Changing birth practices in India: Oils, oxytocin and obstetrics
Sreeparna Chattopadhyay and Suraj Jacob explore changes around birthing practices over several decades through narratives of older and younger mothers in a rural hamlet in Assam.
In recent decades, concerted efforts by state and non-state actors to improve maternal health outcomes in India have resulted in incentivising and improving access to institutional deliveries, ante-natal care and immunisations.
The National Family and Health Survey (NFHS‑4) of 2015 found that institutional births in India doubled from 39% to 79% between 2005 and 2015. In this context, the researchers explore changes around birthing practices over several decades through narratives of older and younger mothers in a rural hamlet in Assam in Northeast India.
They also map the trajectory of changing sites for birthing, situating this within an altered political economy where the state is increasingly visible in reproductive governance that goes beyond family planning to reduction of maternal and child mortality, in consonance with global discourses and indicators.
About the Researchers
Sreeparna Chattopadhyay is an Associate Professor in Sociology at the Department of Social Sciences of FLAME University in Pune, India.
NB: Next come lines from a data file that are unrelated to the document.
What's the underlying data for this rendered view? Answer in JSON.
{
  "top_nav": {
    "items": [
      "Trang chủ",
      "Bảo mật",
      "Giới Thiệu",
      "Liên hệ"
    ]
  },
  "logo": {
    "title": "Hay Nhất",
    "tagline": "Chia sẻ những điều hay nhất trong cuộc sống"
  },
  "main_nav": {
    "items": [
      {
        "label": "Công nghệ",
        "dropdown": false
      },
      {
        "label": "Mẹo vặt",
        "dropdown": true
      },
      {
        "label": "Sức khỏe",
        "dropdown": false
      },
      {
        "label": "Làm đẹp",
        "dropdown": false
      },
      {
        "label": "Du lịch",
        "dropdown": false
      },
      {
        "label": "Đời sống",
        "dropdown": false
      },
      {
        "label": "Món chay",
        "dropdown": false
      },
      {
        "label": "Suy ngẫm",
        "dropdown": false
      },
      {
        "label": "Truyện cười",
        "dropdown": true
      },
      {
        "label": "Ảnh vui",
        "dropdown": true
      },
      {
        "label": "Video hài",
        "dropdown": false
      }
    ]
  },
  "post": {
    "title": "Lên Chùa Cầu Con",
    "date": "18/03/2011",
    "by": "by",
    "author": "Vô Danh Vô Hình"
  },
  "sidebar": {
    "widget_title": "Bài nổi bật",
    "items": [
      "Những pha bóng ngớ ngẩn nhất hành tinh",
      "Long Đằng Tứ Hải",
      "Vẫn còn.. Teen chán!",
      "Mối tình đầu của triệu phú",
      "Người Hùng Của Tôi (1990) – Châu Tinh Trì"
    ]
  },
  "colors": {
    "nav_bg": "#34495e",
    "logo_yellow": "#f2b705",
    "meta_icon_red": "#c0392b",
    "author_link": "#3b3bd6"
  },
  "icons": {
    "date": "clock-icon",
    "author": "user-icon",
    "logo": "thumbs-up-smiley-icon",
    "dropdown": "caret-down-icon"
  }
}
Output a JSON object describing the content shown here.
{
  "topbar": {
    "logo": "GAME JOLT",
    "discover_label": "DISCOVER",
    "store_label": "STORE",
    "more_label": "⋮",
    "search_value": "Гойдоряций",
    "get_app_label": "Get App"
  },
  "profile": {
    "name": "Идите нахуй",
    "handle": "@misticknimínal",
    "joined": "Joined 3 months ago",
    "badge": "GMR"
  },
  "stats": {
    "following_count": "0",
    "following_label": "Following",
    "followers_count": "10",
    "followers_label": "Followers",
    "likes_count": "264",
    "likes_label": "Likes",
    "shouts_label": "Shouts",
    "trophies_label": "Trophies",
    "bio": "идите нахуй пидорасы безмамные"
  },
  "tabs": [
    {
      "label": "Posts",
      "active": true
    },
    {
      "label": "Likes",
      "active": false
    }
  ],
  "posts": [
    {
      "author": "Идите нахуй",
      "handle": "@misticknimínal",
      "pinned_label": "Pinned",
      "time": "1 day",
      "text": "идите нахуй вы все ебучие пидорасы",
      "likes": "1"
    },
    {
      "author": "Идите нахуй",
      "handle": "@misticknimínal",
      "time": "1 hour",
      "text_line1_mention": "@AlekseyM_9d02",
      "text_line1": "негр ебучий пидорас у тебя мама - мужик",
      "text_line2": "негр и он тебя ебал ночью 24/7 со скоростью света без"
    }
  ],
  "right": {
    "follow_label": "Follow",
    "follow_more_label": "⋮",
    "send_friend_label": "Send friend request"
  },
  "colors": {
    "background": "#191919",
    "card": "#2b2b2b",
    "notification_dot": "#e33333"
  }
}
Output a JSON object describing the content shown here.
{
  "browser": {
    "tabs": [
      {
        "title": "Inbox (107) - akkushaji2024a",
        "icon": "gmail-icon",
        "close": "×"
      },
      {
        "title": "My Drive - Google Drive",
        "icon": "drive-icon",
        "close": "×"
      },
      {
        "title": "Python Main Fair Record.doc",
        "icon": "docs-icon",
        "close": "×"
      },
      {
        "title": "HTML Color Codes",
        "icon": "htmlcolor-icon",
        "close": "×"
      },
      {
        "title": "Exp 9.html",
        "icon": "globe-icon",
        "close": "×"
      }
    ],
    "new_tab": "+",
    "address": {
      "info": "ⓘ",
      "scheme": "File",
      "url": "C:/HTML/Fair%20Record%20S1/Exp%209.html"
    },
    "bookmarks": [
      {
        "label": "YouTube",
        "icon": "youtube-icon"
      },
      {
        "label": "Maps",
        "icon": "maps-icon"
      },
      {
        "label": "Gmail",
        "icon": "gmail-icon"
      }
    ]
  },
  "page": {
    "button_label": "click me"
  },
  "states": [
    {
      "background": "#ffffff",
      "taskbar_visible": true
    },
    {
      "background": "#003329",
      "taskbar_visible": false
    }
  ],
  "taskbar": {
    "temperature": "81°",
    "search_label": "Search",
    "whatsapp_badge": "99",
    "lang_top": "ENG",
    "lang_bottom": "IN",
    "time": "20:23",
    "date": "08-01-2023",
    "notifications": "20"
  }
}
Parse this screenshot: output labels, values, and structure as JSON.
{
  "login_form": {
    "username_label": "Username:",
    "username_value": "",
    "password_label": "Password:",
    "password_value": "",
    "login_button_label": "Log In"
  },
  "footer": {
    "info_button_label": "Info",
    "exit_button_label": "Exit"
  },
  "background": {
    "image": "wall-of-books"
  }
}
She holds a PhD in Anthropology from Brown University and her research has focused on the ways in which gender disadvantages interact with socio-economic inequities, shaping women’s life trajectories, including impacts on health, education and exposure to violence.
She may be contacted at email@example.com
Suraj Jacob is a visiting faculty member at Azim Premji University, Bengaluru. He holds a PhD in Economics from Stanford University and his research interests connect development and governance. He previously served as chief executive of Vidya Bhawan, an education NGO in Rajasthan.
He may be contacted at firstname.lastname@example.org
Chattopadhyay, S., & Jacob, S. (2022). Changing Birth Practices in India: Oils, Oxytocin and Obstetrics. South Asia Research, 42(3), 364 – 380. https://doi.org/10.1177/02627280221105126